Given the amount of data smart cities look to collect, it’s not surprising that many are interested in finding ways to profit from it. Smart streetlights can collect data about everything from street and foot traffic to pollution levels, and there are potential customers for such data. Local retailers would benefit from knowing how foot traffic varies from hour to hour and season to season, and local health clinics could better treat asthma patients if they could predict periods of increased air pollution.

But monetizing data raises the thorny issue of individual privacy. According to The Wall Street Journal, most cities are stripping publicly available data of personally identifiable information to provide at least some protection. Still, the paper said, it is possible to combine such data with other information “to figure out an awful lot of information about any individual.”

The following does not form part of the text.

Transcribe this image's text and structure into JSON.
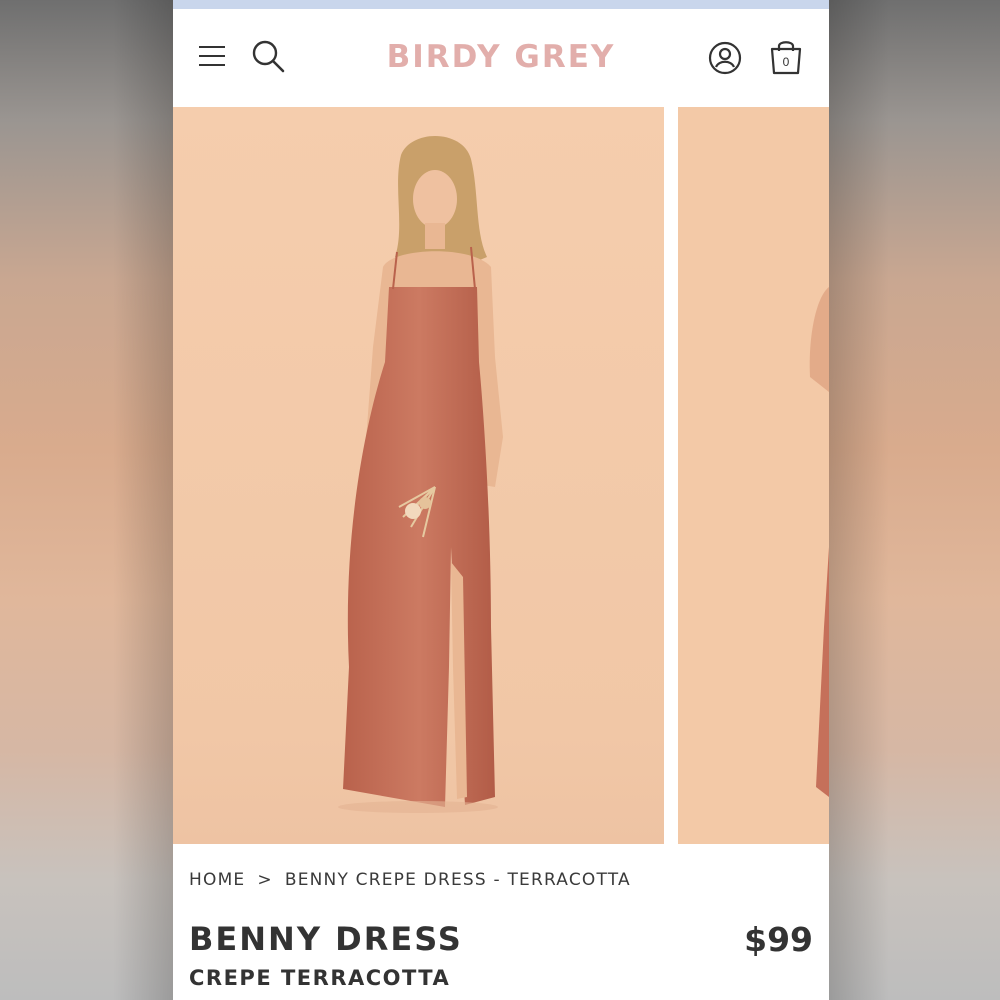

Advertising, too, makes many in city government uncomfortable, which is presumably why only 18% of those surveyed by Black and Veatch think ad revenue is a realistic opportunity for smart city financing. Yet at least two cities, New York and Kansas City, Mo., are already reaping financial benefits from smart city advertising. In both cases, interactive information kiosks are the source of the revenue.

There are two basic ways smart city projects can produce revenue, by selling either advertising or data.

In partnership with Cisco and other private companies, Kansas City installed 25 smart kiosks along a 2.2-mile corridor in 2016. Located at streetcar platforms, the kiosks let passengers know when the next streetcar will be arriving, provide information about local businesses and events and offer new ways to access city services. They also feature advertising that has already made the kiosks moneymakers, according to Bob Bennett, the city’s chief innovation officer.

In New York, the city formed an innovative partnership, LinkNYC, with a consortium of companies to install 7,500 digital kiosks throughout the city. Nine hundred have already been activated at no cost to taxpayers, thanks to the partnership arrangement, which specifies that companies bear the cost of the equipment, installation, ongoing maintenance and ad sales in return for a fixed share of the advertising revenue the kiosks are expected to generate.

Today, people use the kiosks to charge smartphones, access Wi-Fi and search for information about the weather and local restaurants. In the future, they may be get directions via augmented reality or use the kiosks to find and summon nearby autonomous vehicles, according to the company managing the project. In the meantime, those who stop by also see ads that are expected to generate more than $500 million in revenue over the project’s first 12 years.

The other major challenge P3s face is inertia, the reluctance of some city officials to breach the metaphorical wall separating government from business. In 2012, when Mayor Rahm Emanuel first announced the Chicago Infrastructure Trust, he called it “the breakout strategy for the city,” a creative way to spark business investment in infrastructure projects during a period of constrained government budgets. Three years later, a disappointed Emanuel tried to boost the performance of the venture by relaunching it as Chicago Infrastructure Trust 2.0. Yet when the city recently announced an ambitious plan to convert 85% of Chicago’s outdoor lights to smart LED technology, saving the city an estimated $10 million, it said the financing would come not from private investors but from a combination of general obligation bond issues and city funds.

It wasn’t for lack of interest on the part of private investors, said Leslie Darling, executive director of the Infrastructure Trust. “Private investors were very interested. But the city was not interested in privatizing a critical public safety asset.”

In the end, no single approach can resolve the financial challenges facing smart cities. It will take funding support from government and nonprofits, debt and equity financing, tax revenue, collaboration among utilities and others involved in the effort, plus a wide range of public-private partnerships and creative approaches as-yet unknown.